The juice and the crushed grapes go into separate heating chambers where they are warmed slowly to between 170 and 195 degrees based on the grapes and the desired outcome.
The heating process kills any microbial populations that may have come in from the vineyard, so it removes things like fungus, rot and other organisms that can contribute to spoilage and affect a wine’s quality, Lutes said.
“When we make wine normally, we put it through the crusher and add yeast to it for fermentation, but the yeast takes a while to really take off, and in that first 48 to 72 hours, those microbes can start to degrade the fruit, which can also degrade the wine. In this flash détente process, you’ve eliminated those microbes, so you’re getting a cleaner fermentation and a purer expression of the fruit.”
Methoxypyrazines and other offensive compounds in some varieties are eliminated in this heating stage, which consequently removes unpleasant vegetable tastes and odors.
The next step in the flash détente system is the “flash” phase. The juice and grape pomace are mixed together at desired rations and go into a vacuum tank that provides rapid cooling under negative pressure.
“Here, the cell structure of the grape skins rupture, and when that happens, they release their color and their tannins, which is what we’re looking for in red wines to give them some structure,” Lutes said, noting that the additional color and tannins can be especially beneficial for grapes that are unable to fully mature.
Two things emerge from the flash phase. One is a very dark, soupy must, which is poured into bins for return shipment to wineries for fermentation. The other is steam that is re-condensed during cooling, and yields “flash water” that can be collected and analyzed for impurities, consequently revealing compounds that would have been in the fruit had it not been flashed.
Much to learn
While he is excited about the prospects of flash détente, Lutes doesn’t expect it to change Michigan reds overnight.
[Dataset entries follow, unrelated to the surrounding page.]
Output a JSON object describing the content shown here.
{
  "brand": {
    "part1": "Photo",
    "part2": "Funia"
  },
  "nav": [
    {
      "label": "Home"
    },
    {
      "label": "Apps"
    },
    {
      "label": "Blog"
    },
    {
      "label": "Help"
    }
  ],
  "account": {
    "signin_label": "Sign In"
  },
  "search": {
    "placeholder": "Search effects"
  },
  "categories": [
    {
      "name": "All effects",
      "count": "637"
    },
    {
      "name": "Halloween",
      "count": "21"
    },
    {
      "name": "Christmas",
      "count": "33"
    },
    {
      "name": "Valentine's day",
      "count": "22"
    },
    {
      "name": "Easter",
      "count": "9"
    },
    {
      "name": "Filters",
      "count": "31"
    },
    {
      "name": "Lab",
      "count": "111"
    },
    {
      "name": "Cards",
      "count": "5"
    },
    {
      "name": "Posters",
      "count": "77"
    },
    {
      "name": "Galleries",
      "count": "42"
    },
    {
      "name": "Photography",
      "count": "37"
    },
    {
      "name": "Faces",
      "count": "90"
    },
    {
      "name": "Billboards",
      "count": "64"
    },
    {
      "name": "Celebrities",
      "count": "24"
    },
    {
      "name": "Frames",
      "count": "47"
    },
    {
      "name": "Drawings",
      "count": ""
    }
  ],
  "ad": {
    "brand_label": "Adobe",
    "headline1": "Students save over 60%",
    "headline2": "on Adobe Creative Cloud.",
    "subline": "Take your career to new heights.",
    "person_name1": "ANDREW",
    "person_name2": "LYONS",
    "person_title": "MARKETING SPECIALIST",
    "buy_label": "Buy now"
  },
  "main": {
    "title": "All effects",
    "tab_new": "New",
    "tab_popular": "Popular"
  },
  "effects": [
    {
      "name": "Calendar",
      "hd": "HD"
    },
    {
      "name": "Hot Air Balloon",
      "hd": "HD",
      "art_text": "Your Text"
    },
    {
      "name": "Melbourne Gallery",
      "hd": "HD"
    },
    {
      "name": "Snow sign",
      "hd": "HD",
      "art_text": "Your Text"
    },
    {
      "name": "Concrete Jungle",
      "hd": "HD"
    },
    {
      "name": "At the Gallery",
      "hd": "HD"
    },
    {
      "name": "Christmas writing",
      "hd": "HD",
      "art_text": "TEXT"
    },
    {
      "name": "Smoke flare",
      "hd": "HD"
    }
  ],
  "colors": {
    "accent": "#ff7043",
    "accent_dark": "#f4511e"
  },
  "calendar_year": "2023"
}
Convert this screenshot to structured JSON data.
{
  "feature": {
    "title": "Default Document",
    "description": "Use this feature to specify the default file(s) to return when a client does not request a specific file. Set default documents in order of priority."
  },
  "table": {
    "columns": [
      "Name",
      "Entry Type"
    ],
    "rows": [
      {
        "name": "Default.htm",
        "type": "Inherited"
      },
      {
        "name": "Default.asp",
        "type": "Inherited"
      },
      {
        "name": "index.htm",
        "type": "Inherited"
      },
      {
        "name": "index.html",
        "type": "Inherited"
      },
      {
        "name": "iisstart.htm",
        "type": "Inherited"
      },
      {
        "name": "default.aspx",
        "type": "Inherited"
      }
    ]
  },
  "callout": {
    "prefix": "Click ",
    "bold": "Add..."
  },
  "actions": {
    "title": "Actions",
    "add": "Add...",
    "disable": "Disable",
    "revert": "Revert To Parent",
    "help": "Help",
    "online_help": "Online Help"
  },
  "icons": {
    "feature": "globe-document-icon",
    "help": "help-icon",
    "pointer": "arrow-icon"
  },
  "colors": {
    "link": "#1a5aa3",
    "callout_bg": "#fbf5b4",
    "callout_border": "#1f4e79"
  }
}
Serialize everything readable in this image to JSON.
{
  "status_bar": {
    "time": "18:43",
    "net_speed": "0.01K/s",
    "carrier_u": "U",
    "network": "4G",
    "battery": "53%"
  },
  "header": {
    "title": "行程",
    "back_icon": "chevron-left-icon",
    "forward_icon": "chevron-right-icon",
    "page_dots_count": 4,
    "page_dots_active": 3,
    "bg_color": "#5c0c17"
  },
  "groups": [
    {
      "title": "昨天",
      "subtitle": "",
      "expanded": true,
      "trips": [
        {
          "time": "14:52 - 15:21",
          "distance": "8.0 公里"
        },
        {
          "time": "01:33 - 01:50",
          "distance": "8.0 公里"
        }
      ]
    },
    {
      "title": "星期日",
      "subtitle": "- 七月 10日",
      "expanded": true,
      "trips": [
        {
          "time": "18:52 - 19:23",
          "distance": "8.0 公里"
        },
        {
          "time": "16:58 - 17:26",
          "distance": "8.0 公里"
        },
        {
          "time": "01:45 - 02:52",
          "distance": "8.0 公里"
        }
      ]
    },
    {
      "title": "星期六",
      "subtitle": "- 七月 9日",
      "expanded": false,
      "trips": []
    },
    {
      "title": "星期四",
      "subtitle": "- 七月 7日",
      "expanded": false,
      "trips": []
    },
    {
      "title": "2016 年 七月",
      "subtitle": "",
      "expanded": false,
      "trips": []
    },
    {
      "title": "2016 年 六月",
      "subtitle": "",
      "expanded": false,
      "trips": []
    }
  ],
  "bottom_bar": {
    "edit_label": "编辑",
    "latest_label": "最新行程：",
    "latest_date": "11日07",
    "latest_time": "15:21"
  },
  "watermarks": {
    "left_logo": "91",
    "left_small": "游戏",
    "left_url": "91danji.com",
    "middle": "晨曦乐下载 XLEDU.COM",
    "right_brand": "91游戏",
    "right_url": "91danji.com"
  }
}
As with any new system, he noted, it takes time to figure out how to use it most effectively. In the heating part of the process, for instance, even small temperature changes may be better suited to certain types of grapes, specific growing conditions or seasonal weather patterns.
The flash water can also provide important information, he said. Comparisons of flash water from differently treated vineyard blocks — perhaps varying levels of leaf removal or compost use — could reveal correlations between farming practices and grape quality.
A longer-term evaluation may also provide insights into best practices under changing weather conditions. “Eventually, this can tell us what we need to do to achieve optimal fruit, and that will be helpful for the entire region,” he said.
In addition, Lutes is helping to coordinate a taste evaluation at the Michigan Grape and Wine Industry Council’s annual conference in February.
“We’re planning to make all of the wines that are put through this flash system available so they can be tasted by the winemakers, and we’ll discuss what it did, how it benefited the wines, the challenges we may have had in making wines through this process, all of that.”
In the end, he said he believes the new flash détente system will indeed make a difference.
“We got this with the thought that we could help raise the standard of Michigan red wines in general,” he said. “It’s just part of what we do to hopefully contribute to the benefit of the industry.” •
by Leslie Mertz